TASK STATEMENT = The records follow. Filter them to the lines that hold "name".

◆ ◆ ◆ ◆ ◆

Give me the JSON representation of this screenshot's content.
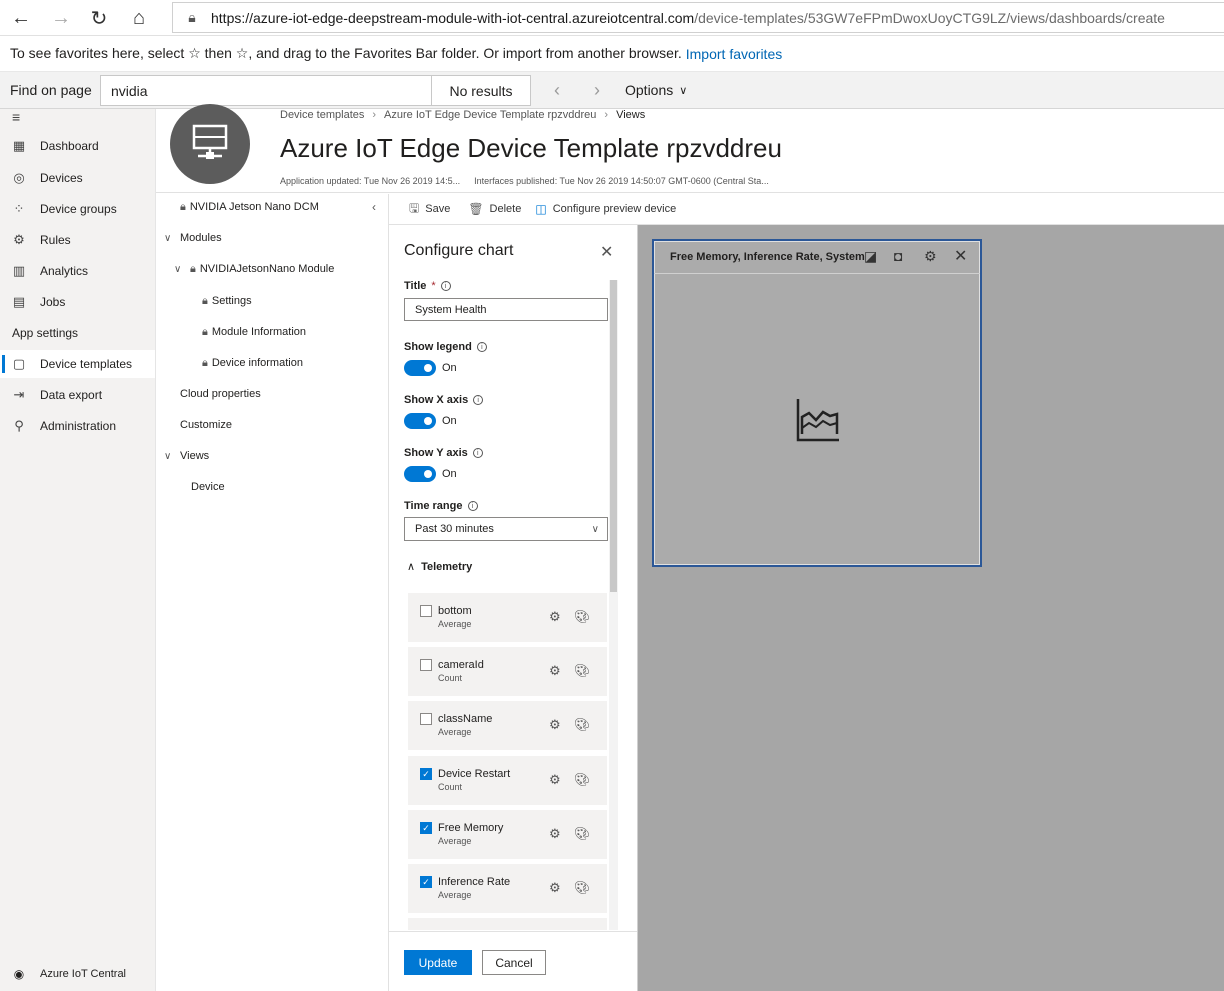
{
  "browser": {
    "url_domain": "https://azure-iot-edge-deepstream-module-with-iot-central.azureiotcentral.com",
    "url_path": "/device-templates/53GW7eFPmDwoxUoyCTG9LZ/views/dashboards/create",
    "favorites_text": "To see favorites here, select ☆ then ☆, and drag to the Favorites Bar folder. Or import from another browser.",
    "favorites_link": "Import favorites"
  },
  "find": {
    "label": "Find on page",
    "query": "nvidia",
    "results": "No results",
    "options": "Options"
  },
  "nav": {
    "items": [
      {
        "label": "Dashboard",
        "icon": "▦"
      },
      {
        "label": "Devices",
        "icon": "◎"
      },
      {
        "label": "Device groups",
        "icon": "⁘"
      },
      {
        "label": "Rules",
        "icon": "⚙"
      },
      {
        "label": "Analytics",
        "icon": "▥"
      },
      {
        "label": "Jobs",
        "icon": "▤"
      }
    ],
    "section": "App settings",
    "app_items": [
      {
        "label": "Device templates",
        "icon": "▢"
      },
      {
        "label": "Data export",
        "icon": "⇥"
      },
      {
        "label": "Administration",
        "icon": "⚲"
      }
    ],
    "bottom": "Azure IoT Central"
  },
  "header": {
    "breadcrumb": [
      "Device templates",
      "Azure IoT Edge Device Template rpzvddreu",
      "Views"
    ],
    "title": "Azure IoT Edge Device Template rpzvddreu",
    "app_updated": "Application updated: Tue Nov 26 2019 14:5...",
    "interfaces_published": "Interfaces published: Tue Nov 26 2019 14:50:07 GMT-0600 (Central Sta..."
  },
  "tree": {
    "root": "NVIDIA Jetson Nano DCM",
    "modules": "Modules",
    "module": "NVIDIAJetsonNano Module",
    "settings": "Settings",
    "module_info": "Module Information",
    "device_info": "Device information",
    "cloud_props": "Cloud properties",
    "customize": "Customize",
    "views": "Views",
    "device": "Device"
  },
  "toolbar": {
    "save": "Save",
    "delete": "Delete",
    "configure": "Configure preview device"
  },
  "config": {
    "title": "Configure chart",
    "title_label": "Title",
    "title_value": "System Health",
    "show_legend": "Show legend",
    "show_x": "Show X axis",
    "show_y": "Show Y axis",
    "on": "On",
    "time_range": "Time range",
    "time_value": "Past 30 minutes",
    "telemetry": "Telemetry",
    "items": [
      {
        "name": "bottom",
        "agg": "Average",
        "checked": false
      },
      {
        "name": "cameraId",
        "agg": "Count",
        "checked": false
      },
      {
        "name": "className",
        "agg": "Average",
        "checked": false
      },
      {
        "name": "Device Restart",
        "agg": "Count",
        "checked": true
      },
      {
        "name": "Free Memory",
        "agg": "Average",
        "checked": true
      },
      {
        "name": "Inference Rate",
        "agg": "Average",
        "checked": true
      }
    ],
    "update": "Update",
    "cancel": "Cancel"
  },
  "tile": {
    "title": "Free Memory, Inference Rate, System"
  }
}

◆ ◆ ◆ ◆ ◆

ANSWER SECTION =
        "name": "bottom",
        "name": "cameraId",
        "name": "className",
        "name": "Device Restart",
        "name": "Free Memory",
        "name": "Inference Rate",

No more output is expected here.